The animated film is "a poignant, potent ode to books," according to the Kirkus Review, which seems ironic to incapsulize in an iPhone app.
William Joyce is another imaginative children's picture book author as well as an Emmy-winning television creator of Rolie-Polie Olie and George Shrinks. Disney's 2007 animated film Meet the Robinsons is based on Joyce's book A Day with Wilbur Robinson.
On the other hand...
As YPulse points out today, last night's Academy Award program was not particularly welcoming to tweens or teens. It began with Billy Crystal putting on Justin Bieber for the "18 - 24 crowd" when, in reality, his core fan base is more 12 - 16 year olds, and primarily girls, too.

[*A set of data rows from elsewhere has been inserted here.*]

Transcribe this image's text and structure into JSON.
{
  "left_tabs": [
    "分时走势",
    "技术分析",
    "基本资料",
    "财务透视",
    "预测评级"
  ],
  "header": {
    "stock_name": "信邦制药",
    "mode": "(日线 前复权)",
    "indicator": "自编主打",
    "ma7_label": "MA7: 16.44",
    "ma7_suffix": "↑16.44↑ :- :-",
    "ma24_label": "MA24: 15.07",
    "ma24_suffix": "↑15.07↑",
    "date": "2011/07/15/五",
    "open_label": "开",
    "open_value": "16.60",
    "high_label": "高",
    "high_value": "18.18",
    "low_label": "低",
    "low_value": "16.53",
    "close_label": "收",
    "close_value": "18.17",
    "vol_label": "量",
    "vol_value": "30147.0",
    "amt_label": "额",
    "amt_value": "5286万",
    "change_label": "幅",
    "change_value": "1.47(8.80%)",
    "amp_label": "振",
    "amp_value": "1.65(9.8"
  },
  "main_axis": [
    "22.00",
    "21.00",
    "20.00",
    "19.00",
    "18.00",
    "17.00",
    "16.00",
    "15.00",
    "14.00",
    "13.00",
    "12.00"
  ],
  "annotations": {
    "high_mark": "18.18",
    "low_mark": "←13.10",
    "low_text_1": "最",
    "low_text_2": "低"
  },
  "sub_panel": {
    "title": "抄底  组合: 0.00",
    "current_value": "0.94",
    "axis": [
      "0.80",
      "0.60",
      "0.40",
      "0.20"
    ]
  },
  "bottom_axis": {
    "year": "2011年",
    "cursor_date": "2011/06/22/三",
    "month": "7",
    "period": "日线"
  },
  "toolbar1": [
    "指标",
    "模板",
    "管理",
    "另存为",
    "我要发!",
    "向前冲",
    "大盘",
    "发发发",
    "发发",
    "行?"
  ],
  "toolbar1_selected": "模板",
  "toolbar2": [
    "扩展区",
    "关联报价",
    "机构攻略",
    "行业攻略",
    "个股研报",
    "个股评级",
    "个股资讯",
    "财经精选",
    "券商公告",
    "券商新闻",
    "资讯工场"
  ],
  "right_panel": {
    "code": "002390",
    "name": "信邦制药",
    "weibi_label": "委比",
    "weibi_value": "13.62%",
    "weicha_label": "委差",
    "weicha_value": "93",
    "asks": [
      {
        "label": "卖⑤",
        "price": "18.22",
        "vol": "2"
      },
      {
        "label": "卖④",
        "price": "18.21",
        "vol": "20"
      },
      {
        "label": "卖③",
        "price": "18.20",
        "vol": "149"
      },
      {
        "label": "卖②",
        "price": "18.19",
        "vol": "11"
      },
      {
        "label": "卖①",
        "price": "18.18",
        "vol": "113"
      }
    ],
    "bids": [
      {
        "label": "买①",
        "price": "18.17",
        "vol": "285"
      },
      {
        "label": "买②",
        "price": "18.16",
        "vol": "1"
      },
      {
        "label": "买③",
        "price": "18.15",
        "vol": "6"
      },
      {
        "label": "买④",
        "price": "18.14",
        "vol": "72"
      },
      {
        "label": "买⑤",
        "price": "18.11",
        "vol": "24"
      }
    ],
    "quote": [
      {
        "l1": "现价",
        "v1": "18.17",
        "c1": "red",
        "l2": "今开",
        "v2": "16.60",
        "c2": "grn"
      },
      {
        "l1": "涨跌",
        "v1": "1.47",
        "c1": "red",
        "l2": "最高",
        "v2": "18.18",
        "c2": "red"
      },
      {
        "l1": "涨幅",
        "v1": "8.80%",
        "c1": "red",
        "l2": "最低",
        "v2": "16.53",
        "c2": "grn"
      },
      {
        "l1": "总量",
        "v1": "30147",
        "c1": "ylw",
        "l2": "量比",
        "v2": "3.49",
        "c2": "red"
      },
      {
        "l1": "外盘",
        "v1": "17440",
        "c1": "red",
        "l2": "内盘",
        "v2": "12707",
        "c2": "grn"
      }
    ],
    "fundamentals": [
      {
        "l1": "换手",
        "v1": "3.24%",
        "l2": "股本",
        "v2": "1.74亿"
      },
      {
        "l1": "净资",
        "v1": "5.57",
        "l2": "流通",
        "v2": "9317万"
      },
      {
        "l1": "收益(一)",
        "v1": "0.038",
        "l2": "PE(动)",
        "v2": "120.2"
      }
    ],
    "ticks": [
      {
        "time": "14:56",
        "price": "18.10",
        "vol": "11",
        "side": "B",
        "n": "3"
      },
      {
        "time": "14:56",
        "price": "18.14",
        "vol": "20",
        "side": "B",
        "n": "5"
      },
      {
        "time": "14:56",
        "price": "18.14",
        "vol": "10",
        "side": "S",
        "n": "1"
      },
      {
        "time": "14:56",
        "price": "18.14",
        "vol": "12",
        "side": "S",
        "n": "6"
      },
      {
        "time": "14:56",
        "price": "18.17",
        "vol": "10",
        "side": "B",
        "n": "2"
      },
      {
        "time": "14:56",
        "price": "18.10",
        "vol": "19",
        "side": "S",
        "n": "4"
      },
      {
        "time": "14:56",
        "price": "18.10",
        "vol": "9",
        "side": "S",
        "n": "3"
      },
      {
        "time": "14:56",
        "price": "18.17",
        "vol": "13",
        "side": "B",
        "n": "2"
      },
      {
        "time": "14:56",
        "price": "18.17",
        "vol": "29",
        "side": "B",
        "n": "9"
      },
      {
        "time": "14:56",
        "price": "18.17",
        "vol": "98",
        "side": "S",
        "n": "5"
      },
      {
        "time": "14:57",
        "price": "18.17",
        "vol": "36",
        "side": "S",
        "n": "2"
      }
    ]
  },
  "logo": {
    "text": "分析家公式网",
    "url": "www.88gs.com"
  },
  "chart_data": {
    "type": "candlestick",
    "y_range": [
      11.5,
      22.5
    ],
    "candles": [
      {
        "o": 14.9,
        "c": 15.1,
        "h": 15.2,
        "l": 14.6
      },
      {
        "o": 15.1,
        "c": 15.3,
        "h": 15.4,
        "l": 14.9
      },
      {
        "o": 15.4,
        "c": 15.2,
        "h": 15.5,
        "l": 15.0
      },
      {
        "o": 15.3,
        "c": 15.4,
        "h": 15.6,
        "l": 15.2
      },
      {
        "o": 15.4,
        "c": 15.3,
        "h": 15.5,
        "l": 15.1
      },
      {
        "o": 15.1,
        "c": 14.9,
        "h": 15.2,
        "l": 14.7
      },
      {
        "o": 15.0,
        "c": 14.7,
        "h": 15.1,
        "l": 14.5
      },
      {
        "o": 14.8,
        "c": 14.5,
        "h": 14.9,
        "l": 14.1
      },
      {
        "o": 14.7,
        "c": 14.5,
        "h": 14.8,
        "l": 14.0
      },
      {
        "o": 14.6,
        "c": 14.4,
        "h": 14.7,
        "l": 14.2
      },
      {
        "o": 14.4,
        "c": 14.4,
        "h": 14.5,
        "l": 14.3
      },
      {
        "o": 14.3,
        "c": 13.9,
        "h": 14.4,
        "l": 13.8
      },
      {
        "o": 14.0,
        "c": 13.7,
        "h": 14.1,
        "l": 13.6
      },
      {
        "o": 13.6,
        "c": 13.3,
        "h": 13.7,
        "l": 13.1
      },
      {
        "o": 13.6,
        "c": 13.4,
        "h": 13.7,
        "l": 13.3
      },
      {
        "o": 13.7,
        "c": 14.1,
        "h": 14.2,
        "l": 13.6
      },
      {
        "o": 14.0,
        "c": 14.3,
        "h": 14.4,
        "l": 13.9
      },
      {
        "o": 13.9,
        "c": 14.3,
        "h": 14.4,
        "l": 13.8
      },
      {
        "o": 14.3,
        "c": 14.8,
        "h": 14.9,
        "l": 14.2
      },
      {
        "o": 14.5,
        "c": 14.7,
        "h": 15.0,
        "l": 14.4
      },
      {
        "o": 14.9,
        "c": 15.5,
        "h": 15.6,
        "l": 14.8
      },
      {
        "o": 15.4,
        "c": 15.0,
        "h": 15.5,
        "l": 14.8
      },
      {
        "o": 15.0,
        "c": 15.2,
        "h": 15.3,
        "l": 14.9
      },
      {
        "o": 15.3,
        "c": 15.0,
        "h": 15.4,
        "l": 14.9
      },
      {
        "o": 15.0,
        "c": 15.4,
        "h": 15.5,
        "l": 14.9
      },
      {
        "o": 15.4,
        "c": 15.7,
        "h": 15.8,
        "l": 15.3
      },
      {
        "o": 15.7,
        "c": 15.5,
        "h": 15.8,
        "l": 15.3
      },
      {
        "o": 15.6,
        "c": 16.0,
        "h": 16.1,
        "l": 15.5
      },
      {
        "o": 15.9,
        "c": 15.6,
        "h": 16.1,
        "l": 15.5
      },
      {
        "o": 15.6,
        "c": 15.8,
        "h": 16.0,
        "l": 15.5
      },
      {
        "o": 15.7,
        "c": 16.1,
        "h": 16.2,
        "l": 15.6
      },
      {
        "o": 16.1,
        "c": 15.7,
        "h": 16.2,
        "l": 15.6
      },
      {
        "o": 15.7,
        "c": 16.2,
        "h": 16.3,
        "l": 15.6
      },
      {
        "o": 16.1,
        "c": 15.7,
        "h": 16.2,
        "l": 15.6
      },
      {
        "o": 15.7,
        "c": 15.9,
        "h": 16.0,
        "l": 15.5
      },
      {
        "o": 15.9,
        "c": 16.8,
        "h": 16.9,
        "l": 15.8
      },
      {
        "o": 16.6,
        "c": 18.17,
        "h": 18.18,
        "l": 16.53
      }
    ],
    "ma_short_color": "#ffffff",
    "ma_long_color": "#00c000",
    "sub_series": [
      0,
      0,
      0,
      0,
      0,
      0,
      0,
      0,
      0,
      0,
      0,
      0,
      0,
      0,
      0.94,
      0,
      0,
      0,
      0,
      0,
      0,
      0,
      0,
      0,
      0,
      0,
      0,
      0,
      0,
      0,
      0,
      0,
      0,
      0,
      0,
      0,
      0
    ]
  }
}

Oddly, only two songs were nominated for best song in an era when songs within films, and television shows, are important landmarks to creating a film's environment and atmosphere. But neither song was performed live. Why not? "Man or a Muppet" is such a catchy tune, in an odd way, that even Terri Gross, interviewer of NPR program "Fresh Air," admits she likes it.
Perhaps Justin Beiber could have performed "Man or a Muppet." That might have excited Martin Scorsese's daughter, who was sitting next to him during the awards ceremony and looking a bit bored for most of the night. Or, Why not have Oscar the Grouch present an Oscar?
The final Harry Potter and the Deathly Hallows - Part 2 was nominated for three Academy Awards, but did not receive a statue in any of them. Huffington Post's high school blogger Marissa Piazolla understands Harry Potter fan's sadness when the final film failed to recieve an Oscar this time. In the categories that Harry Potter was running against Hugo, I actually thought Harry Potter had the better achievement.
On a final note, did you watch closely the preview for The Hunger Games? Didn't it look like the older sister Catnis is giving the Mockingjay pin to her younger sister Prim before the reaping? But in the book, Catnis receives the pin from the mayor's daughter when Catnis is about to go off to the reaping. Catnis isn't familiar with the importance of the Mockingjay pin at that point. Clearly there are changes afoot.
But we're still going to see the film when it opens.